The Mekkelsens treat the staff like family, and the staff sticks around. Salesman Patrick Darling has the longest tenure at 26 years, while Peg Wilkins, the bookkeeper has logged 23. Kim Sample, service manager with 12 years’ service, just helped host a 20th anniversary party for RV technician David Spidle. Connor Towle, sales and service, is the youngest employee.
An aspect of Mekkelsen’s business that runs contrary to many people’s assumptions is that it markets the affordability of RV vacations. Rental contracts outstrip purchases by 2 to 1, says Connie, and the company does far more business within the broad category of travel trailers than with fifth-wheels and motor homes.
As Peter Hood of Middlesex (the Mekkelsens’ longtime insurance provider and a 20-year customer as well) points out, “The high-end motor homes — however much money you’ve got, you can spend it on one of those — hasn’t been the core of Mekkelsens’ business.Their business has been camper trailers, family-oriented trailers, the more economical end of the playing field. And that’s no surprise,” he adds. “That’s the customer base in central Vermont.”
Hearkening back to that trip to Maine, Bruce and Connie identify with that portion of their market, and see their longevity and sustainability within it.
“Families are always going to be important. And families are always going to take vacations,” says Connie.
The RV market has responded to 21st-century concerns. Portable solar panels, mountable on a camper’s roof or the ground beside it, are a popular amenity, and in an era of “staycations,” a light-weight travel trailer towed by a vehicle with good gas mileage can get a family to a campground with modest fuel consumption. Once the driving is over, Bruce points out, they can stay more cheaply than at a hotel where they’re purchasing meals, and impose less of a carbon footprint on the environment because of the “stay” part of staycation.
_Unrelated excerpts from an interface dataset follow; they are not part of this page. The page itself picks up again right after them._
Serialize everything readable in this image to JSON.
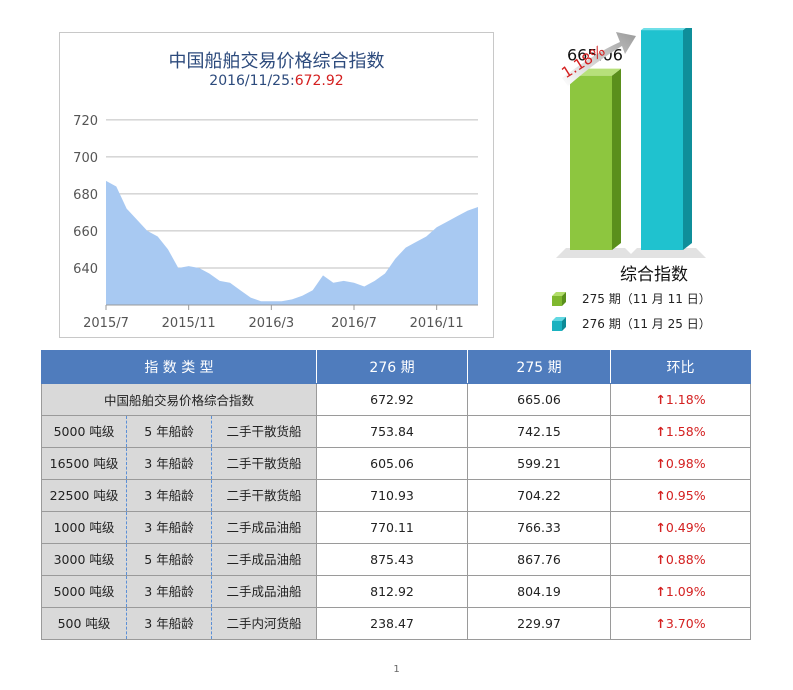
{
  "area_chart_text": {
    "title": "中国船舶交易价格综合指数",
    "subtitle_date": "2016/11/25:",
    "subtitle_value": "672.92"
  },
  "bar_text": {
    "change": "1.18%",
    "title": "综合指数",
    "legend": [
      "275 期（11 月 11 日）",
      "276 期（11 月 25 日）"
    ],
    "value_labels": [
      "665.06",
      "672.92"
    ]
  },
  "colors": {
    "area_fill": "#a8c9f2",
    "header_blue": "#4f7cbd",
    "bar_green": "#8dc63f",
    "bar_cyan": "#1fc2cf",
    "up_red": "#d42020"
  },
  "chart_data": [
    {
      "type": "area",
      "title": "中国船舶交易价格综合指数",
      "x_tick_labels": [
        "2015/7",
        "2015/11",
        "2016/3",
        "2016/7",
        "2016/11"
      ],
      "y_ticks": [
        640,
        660,
        680,
        700,
        720
      ],
      "ylim": [
        620,
        728
      ],
      "grid": true,
      "x": [
        0,
        1,
        2,
        3,
        4,
        5,
        6,
        7,
        8,
        9,
        10,
        11,
        12,
        13,
        14,
        15,
        16,
        17,
        18,
        19,
        20,
        21,
        22,
        23,
        24,
        25,
        26,
        27,
        28,
        29,
        30,
        31,
        32,
        33,
        34,
        35,
        36
      ],
      "x_tick_index": [
        0,
        8,
        16,
        24,
        32
      ],
      "values": [
        687,
        684,
        672,
        666,
        660,
        657,
        650,
        640,
        641,
        640,
        637,
        633,
        632,
        628,
        624,
        622,
        622,
        622,
        623,
        625,
        628,
        636,
        632,
        633,
        632,
        630,
        633,
        637,
        645,
        651,
        654,
        657,
        662,
        665,
        668,
        671,
        672.92
      ]
    },
    {
      "type": "bar",
      "categories": [
        "275 期（11 月 11 日）",
        "276 期（11 月 25 日）"
      ],
      "values": [
        665.06,
        672.92
      ]
    }
  ],
  "table": {
    "headers": [
      "指 数 类 型",
      "276 期",
      "275 期",
      "环比"
    ],
    "composite_row": {
      "name": "中国船舶交易价格综合指数",
      "v276": "672.92",
      "v275": "665.06",
      "change": "1.18%"
    },
    "rows": [
      {
        "tonnage": "5000 吨级",
        "age": "5 年船龄",
        "kind": "二手干散货船",
        "v276": "753.84",
        "v275": "742.15",
        "change": "1.58%"
      },
      {
        "tonnage": "16500 吨级",
        "age": "3 年船龄",
        "kind": "二手干散货船",
        "v276": "605.06",
        "v275": "599.21",
        "change": "0.98%"
      },
      {
        "tonnage": "22500 吨级",
        "age": "3 年船龄",
        "kind": "二手干散货船",
        "v276": "710.93",
        "v275": "704.22",
        "change": "0.95%"
      },
      {
        "tonnage": "1000 吨级",
        "age": "3 年船龄",
        "kind": "二手成品油船",
        "v276": "770.11",
        "v275": "766.33",
        "change": "0.49%"
      },
      {
        "tonnage": "3000 吨级",
        "age": "5 年船龄",
        "kind": "二手成品油船",
        "v276": "875.43",
        "v275": "867.76",
        "change": "0.88%"
      },
      {
        "tonnage": "5000 吨级",
        "age": "3 年船龄",
        "kind": "二手成品油船",
        "v276": "812.92",
        "v275": "804.19",
        "change": "1.09%"
      },
      {
        "tonnage": "500 吨级",
        "age": "3 年船龄",
        "kind": "二手内河货船",
        "v276": "238.47",
        "v275": "229.97",
        "change": "3.70%"
      }
    ],
    "up_arrow": "↑"
  },
  "page_number": "1"
}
Campgrounds have been innovative, too. There are 135 campgrounds in Vermont, and in the early and late parts of the season, many will allow owners to leave their campers on the grounds free of charge during weekdays and return to use them on weekends.
Bruce and Connie took over the company in 1985 when they were just in their 20s. John senior explains that suddenly he’d had enough, although he worried they weren’t prepared for the responsibility. “I demanded monthly statements from them, and for 18 years they always showed progress. I guess I was wrong.”
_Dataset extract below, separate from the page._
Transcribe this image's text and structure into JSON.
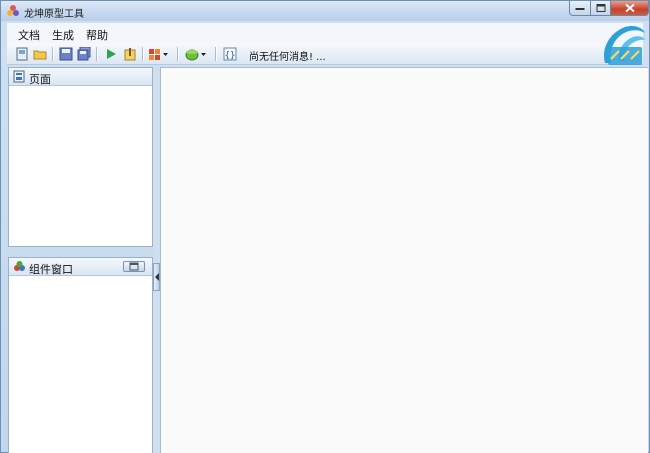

They had grown up with business being concluded in the family dining room, transactions mingling with the fragrance of Grace’s pies and bread. A separate office building has since been erected.
Bruce and his wife, Laurie, live close by in East Montpelier with their four children, ages 10 to 18. Connie lives in Waterbury with her husband, Larry Cherrier, recently retired from a career at the National Guard airbase in Burlington. They are the proud grandparents of 8-month-old Liam, born to Connie’s stepdaughter, Emily.
When the Mekkelsens get away, they get away together! Along with their older sister, Jane (their brother John is deceased), they travel to Florida every winter to spend time with their parents, and as if working together weren’t enough, Connie, Bruce, and their spouses own a summer camp in Grand Isle.
This family orientation seems a natural fit with the convivial RV lifestyle they promote and live. Bruce acknowledges that “People who haven’t tried it don’t understand it”; Connie adds, “People who do it would never give it up.” •